“I’ve always been interested in public service, and kind of fell into political science after loving my AP Government class in high school. I added global studies as a major because I was interested in the internship abroad component. I traveled to Ghana with a health education outreach program," Alcaraz says.
“I’ve worked on a couple campaigns, but ultimately found my degree as a solid foundation for activism, critical thinking and social awareness more than a pathway into politics specifically.”
While at ASU, Alcaraz was a member of Pi Beta Phi, an on-campus sorority, and served as the health and wellness director for the Undergraduate Student Government.
“Planning our campus's One Glove event for World AIDS Day, where we distributed free condoms and free STI testing on Hayden Mall, continues to be one of my life's greatest achievements.”
After she graduated in 2013, Alcaraz spent time working for Teach For America as she identified strongly with their mission and it was important to her to do something that felt meaningful. She continued teaching until last year.
“It's hard to think of anything more impactful than teaching," she says. "Every day I felt like I was tackling challenges that made a direct impact on other people. Additionally, it was a great learning experience for me. I continue to be interested in policy, and having a ground-level understanding of our educational system is an incredible asset that guides a lot of my decision-making, as a voter, as a parent and as a writer."
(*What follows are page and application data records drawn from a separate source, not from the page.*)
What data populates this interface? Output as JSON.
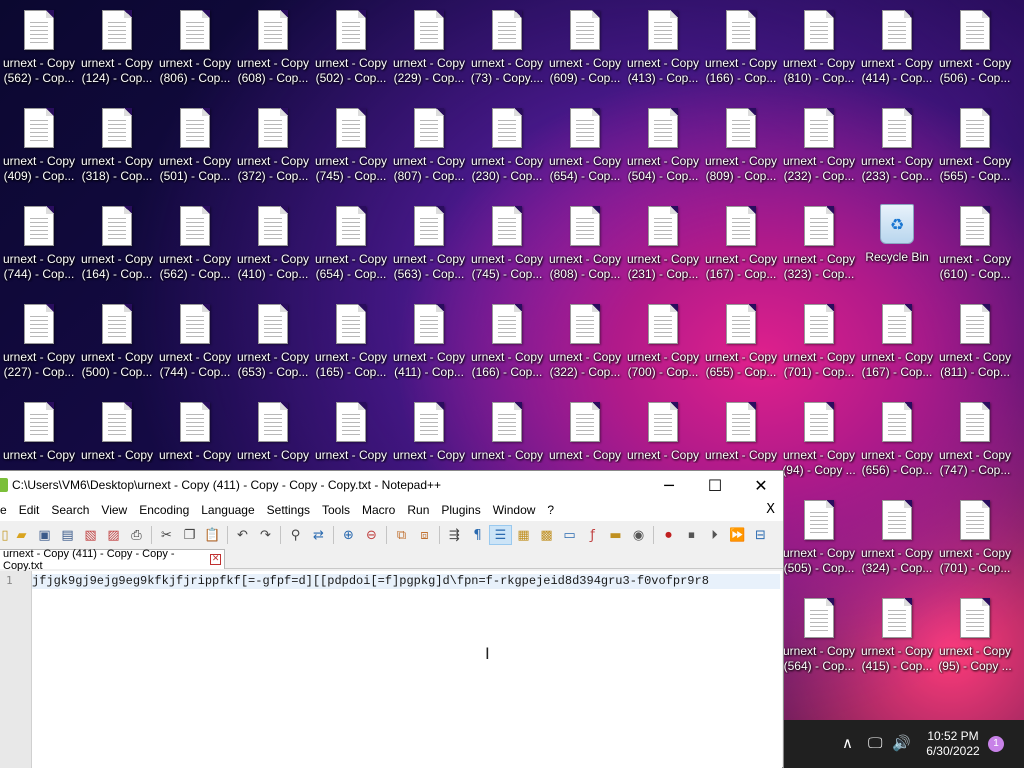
{
  "desktop": {
    "icons": [
      {
        "l1": "urnext - Copy",
        "l2": "(562) - Cop..."
      },
      {
        "l1": "urnext - Copy",
        "l2": "(124) - Cop..."
      },
      {
        "l1": "urnext - Copy",
        "l2": "(806) - Cop..."
      },
      {
        "l1": "urnext - Copy",
        "l2": "(608) - Cop..."
      },
      {
        "l1": "urnext - Copy",
        "l2": "(502) - Cop..."
      },
      {
        "l1": "urnext - Copy",
        "l2": "(229) - Cop..."
      },
      {
        "l1": "urnext - Copy",
        "l2": "(73) - Copy...."
      },
      {
        "l1": "urnext - Copy",
        "l2": "(609) - Cop..."
      },
      {
        "l1": "urnext - Copy",
        "l2": "(413) - Cop..."
      },
      {
        "l1": "urnext - Copy",
        "l2": "(166) - Cop..."
      },
      {
        "l1": "urnext - Copy",
        "l2": "(810) - Cop..."
      },
      {
        "l1": "urnext - Copy",
        "l2": "(414) - Cop..."
      },
      {
        "l1": "urnext - Copy",
        "l2": "(506) - Cop..."
      },
      {
        "l1": "urnext - Copy",
        "l2": "(409) - Cop..."
      },
      {
        "l1": "urnext - Copy",
        "l2": "(318) - Cop..."
      },
      {
        "l1": "urnext - Copy",
        "l2": "(501) - Cop..."
      },
      {
        "l1": "urnext - Copy",
        "l2": "(372) - Cop..."
      },
      {
        "l1": "urnext - Copy",
        "l2": "(745) - Cop..."
      },
      {
        "l1": "urnext - Copy",
        "l2": "(807) - Cop..."
      },
      {
        "l1": "urnext - Copy",
        "l2": "(230) - Cop..."
      },
      {
        "l1": "urnext - Copy",
        "l2": "(654) - Cop..."
      },
      {
        "l1": "urnext - Copy",
        "l2": "(504) - Cop..."
      },
      {
        "l1": "urnext - Copy",
        "l2": "(809) - Cop..."
      },
      {
        "l1": "urnext - Copy",
        "l2": "(232) - Cop..."
      },
      {
        "l1": "urnext - Copy",
        "l2": "(233) - Cop..."
      },
      {
        "l1": "urnext - Copy",
        "l2": "(565) - Cop..."
      },
      {
        "l1": "urnext - Copy",
        "l2": "(744) - Cop..."
      },
      {
        "l1": "urnext - Copy",
        "l2": "(164) - Cop..."
      },
      {
        "l1": "urnext - Copy",
        "l2": "(562) - Cop..."
      },
      {
        "l1": "urnext - Copy",
        "l2": "(410) - Cop..."
      },
      {
        "l1": "urnext - Copy",
        "l2": "(654) - Cop..."
      },
      {
        "l1": "urnext - Copy",
        "l2": "(563) - Cop..."
      },
      {
        "l1": "urnext - Copy",
        "l2": "(745) - Cop..."
      },
      {
        "l1": "urnext - Copy",
        "l2": "(808) - Cop..."
      },
      {
        "l1": "urnext - Copy",
        "l2": "(231) - Cop..."
      },
      {
        "l1": "urnext - Copy",
        "l2": "(167) - Cop..."
      },
      {
        "l1": "urnext - Copy",
        "l2": "(323) - Cop..."
      },
      {
        "l1": "Recycle Bin",
        "l2": "",
        "recycle": true
      },
      {
        "l1": "urnext - Copy",
        "l2": "(610) - Cop..."
      },
      {
        "l1": "urnext - Copy",
        "l2": "(227) - Cop..."
      },
      {
        "l1": "urnext - Copy",
        "l2": "(500) - Cop..."
      },
      {
        "l1": "urnext - Copy",
        "l2": "(744) - Cop..."
      },
      {
        "l1": "urnext - Copy",
        "l2": "(653) - Cop..."
      },
      {
        "l1": "urnext - Copy",
        "l2": "(165) - Cop..."
      },
      {
        "l1": "urnext - Copy",
        "l2": "(411) - Cop..."
      },
      {
        "l1": "urnext - Copy",
        "l2": "(166) - Cop..."
      },
      {
        "l1": "urnext - Copy",
        "l2": "(322) - Cop..."
      },
      {
        "l1": "urnext - Copy",
        "l2": "(700) - Cop..."
      },
      {
        "l1": "urnext - Copy",
        "l2": "(655) - Cop..."
      },
      {
        "l1": "urnext - Copy",
        "l2": "(701) - Cop..."
      },
      {
        "l1": "urnext - Copy",
        "l2": "(167) - Cop..."
      },
      {
        "l1": "urnext - Copy",
        "l2": "(811) - Cop..."
      },
      {
        "l1": "urnext - Copy",
        "l2": ""
      },
      {
        "l1": "urnext - Copy",
        "l2": ""
      },
      {
        "l1": "urnext - Copy",
        "l2": ""
      },
      {
        "l1": "urnext - Copy",
        "l2": ""
      },
      {
        "l1": "urnext - Copy",
        "l2": ""
      },
      {
        "l1": "urnext - Copy",
        "l2": ""
      },
      {
        "l1": "urnext - Copy",
        "l2": ""
      },
      {
        "l1": "urnext - Copy",
        "l2": ""
      },
      {
        "l1": "urnext - Copy",
        "l2": ""
      },
      {
        "l1": "urnext - Copy",
        "l2": ""
      },
      {
        "l1": "urnext - Copy",
        "l2": "(94) - Copy ..."
      },
      {
        "l1": "urnext - Copy",
        "l2": "(656) - Cop..."
      },
      {
        "l1": "urnext - Copy",
        "l2": "(747) - Cop..."
      },
      {
        "l1": "urnext - Copy",
        "l2": "(505) - Cop..."
      },
      {
        "l1": "urnext - Copy",
        "l2": "(324) - Cop..."
      },
      {
        "l1": "urnext - Copy",
        "l2": "(701) - Cop..."
      },
      {
        "l1": "urnext - Copy",
        "l2": "(564) - Cop..."
      },
      {
        "l1": "urnext - Copy",
        "l2": "(415) - Cop..."
      },
      {
        "l1": "urnext - Copy",
        "l2": "(95) - Copy ..."
      }
    ]
  },
  "notepad": {
    "title": "C:\\Users\\VM6\\Desktop\\urnext - Copy (411) - Copy - Copy - Copy.txt - Notepad++",
    "window_buttons": {
      "minimize": "─",
      "maximize": "☐",
      "close": "✕"
    },
    "menu": [
      "e",
      "Edit",
      "Search",
      "View",
      "Encoding",
      "Language",
      "Settings",
      "Tools",
      "Macro",
      "Run",
      "Plugins",
      "Window",
      "?"
    ],
    "menu_close": "X",
    "tab_label": "urnext - Copy (411) - Copy - Copy - Copy.txt",
    "tab_close": "✕",
    "line_number": "1",
    "content": "jfjgk9gj9ejg9eg9kfkjfjrippfkf[=-gfpf=d][[pdpdoi[=f]pgpkg]d\\fpn=f-rkgpejeid8d394gru3-f0vofpr9r8"
  },
  "taskbar": {
    "chevron": "∧",
    "network": "🖵",
    "volume": "🔊",
    "time": "10:52 PM",
    "date": "6/30/2022",
    "notifications": "1"
  }
}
Alcaraz felt prepared for the job market through the vast array of opportunities and experiences the university provides.
“No matter what you're interested in, there is likely a person or organization available that can help you explore that passion,” she says.
She also earned a master’s degree in education policy from the Mary Lou Fulton Teachers College in 2020 while teaching at ASU Prep.
“My interest in policy and civic engagement is perhaps one of the very few common denominators in my professional life, which is why I chose this program.
“I ended up studying a lot about culturally responsive teaching, which is one of my huge passions. It made me a better teacher and teacher leader, undoubtedly, but it's also something I think about as I write books for young people. So much of the required reading in schools is not reflective of the lived experiences of students, and I hope my works give young people a chance to see themselves in books they hopefully like.”
Alcaraz currently lives in Scottsdale and grew up in Gilbert. She taught in Phoenix for five years.
“Teaching is inherently a challenging job, and our current educational climate makes it practically impossible. I commend so many of my peers for staying in the classroom, and also stand in solidarity with so many more who have had to leave,” Alcaraz says.
“Teachers make so many sacrifices — financially, emotionally, physically — and not enough is done to address it. I miss being in the classroom, but it was not sustainable for me with both my family, my writing career and the high-stakes chaos that has come since COVID. Both our students and our teachers deserve so much better.”
Giving back to ASU
Alcaraz is currently serving on the School of Politics and Global Studies’ Council of Friends, as she believes it's important to share her experiences and answer student questions.
“Getting a book published is a long and daunting process, and I was able to navigate it because I had other writers in my life who shared their experiences and answered my questions. If I can be that for some other future writers, that would be amazing,“ she says.
For more information about "Up In Flames," as well as Alcaraz's other upcoming novels, follow her on Instagram account @alcarazbooks.